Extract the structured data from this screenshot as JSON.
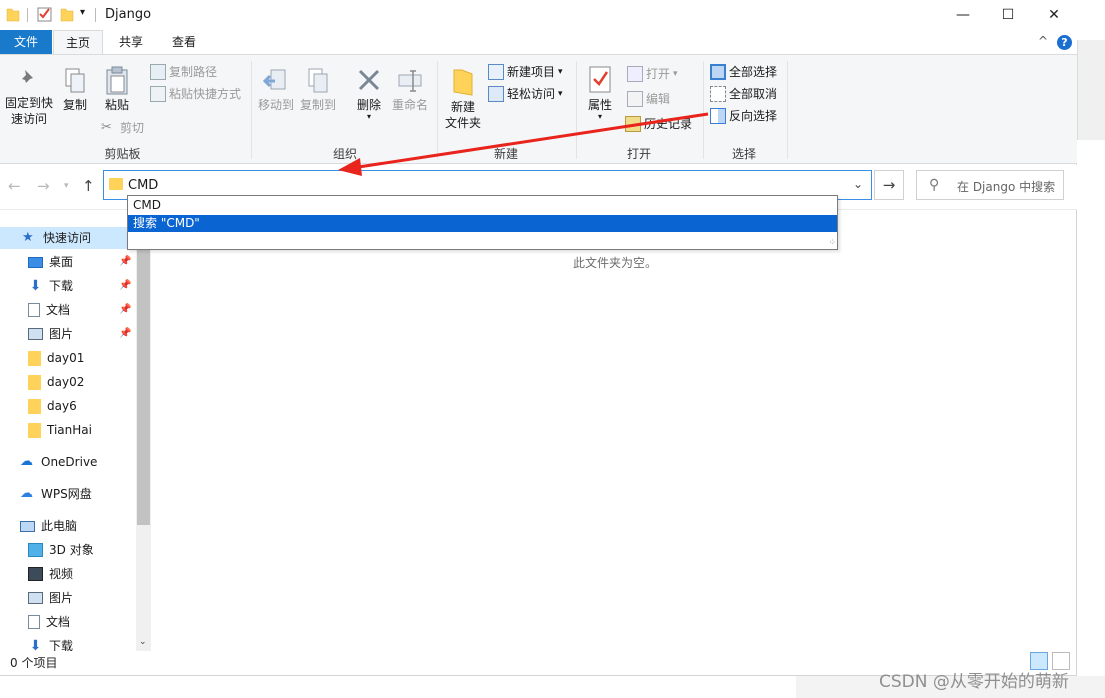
{
  "window": {
    "title": "Django",
    "controls": {
      "minimize": "—",
      "maximize": "☐",
      "close": "✕"
    }
  },
  "ribbon_tabs": [
    "文件",
    "主页",
    "共享",
    "查看"
  ],
  "ribbon": {
    "clipboard": {
      "group_label": "剪贴板",
      "pin_label_1": "固定到快",
      "pin_label_2": "速访问",
      "copy": "复制",
      "paste": "粘贴",
      "copy_path": "复制路径",
      "paste_shortcut": "粘贴快捷方式",
      "cut": "剪切"
    },
    "organize": {
      "group_label": "组织",
      "move_to": "移动到",
      "copy_to": "复制到",
      "delete": "删除",
      "rename": "重命名"
    },
    "new": {
      "group_label": "新建",
      "new_folder_1": "新建",
      "new_folder_2": "文件夹",
      "new_item": "新建项目",
      "easy_access": "轻松访问"
    },
    "open": {
      "group_label": "打开",
      "properties": "属性",
      "open": "打开",
      "edit": "编辑",
      "history": "历史记录"
    },
    "select": {
      "group_label": "选择",
      "select_all": "全部选择",
      "select_none": "全部取消",
      "invert": "反向选择"
    }
  },
  "address": {
    "value": "CMD",
    "search_placeholder": "在 Django 中搜索"
  },
  "dropdown": {
    "items": [
      "CMD",
      "搜索 \"CMD\""
    ]
  },
  "nav": {
    "quick_access": "快速访问",
    "items": [
      "桌面",
      "下载",
      "文档",
      "图片",
      "day01",
      "day02",
      "day6",
      "TianHai"
    ],
    "onedrive": "OneDrive",
    "wps": "WPS网盘",
    "this_pc": "此电脑",
    "pc_items": [
      "3D 对象",
      "视频",
      "图片",
      "文档",
      "下载"
    ]
  },
  "content": {
    "empty_message": "此文件夹为空。"
  },
  "status": {
    "item_count": "0 个项目"
  },
  "watermark": "CSDN @从零开始的萌新",
  "colors": {
    "accent": "#1979ca",
    "selection": "#0a64d2",
    "annotation_arrow": "#e8241c",
    "folder": "#ffd35a"
  }
}
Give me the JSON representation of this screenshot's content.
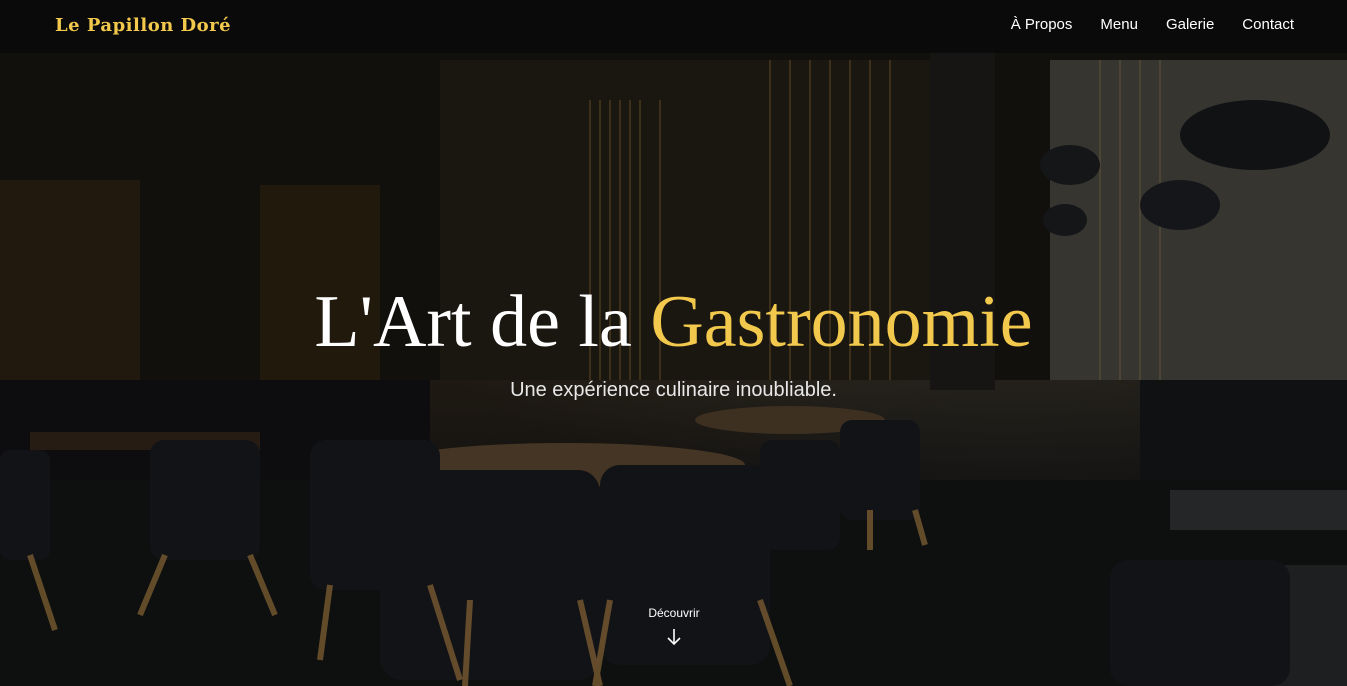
{
  "brand": "Le Papillon Doré",
  "nav": {
    "items": [
      "À Propos",
      "Menu",
      "Galerie",
      "Contact"
    ]
  },
  "hero": {
    "title_part1": "L'Art de la ",
    "title_accent": "Gastronomie",
    "subtitle": "Une expérience culinaire inoubliable.",
    "cta_label": "Découvrir",
    "background": "restaurant-interior-photo"
  },
  "colors": {
    "accent": "#f2c94c",
    "navbar_bg": "#0a0a0a",
    "text": "#ffffff"
  },
  "icons": {
    "scroll": "arrow-down-icon"
  }
}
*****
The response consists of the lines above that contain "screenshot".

→ Solution
Extract the structured data from this screenshot as JSON.
Give me the JSON representation of this screenshot's content.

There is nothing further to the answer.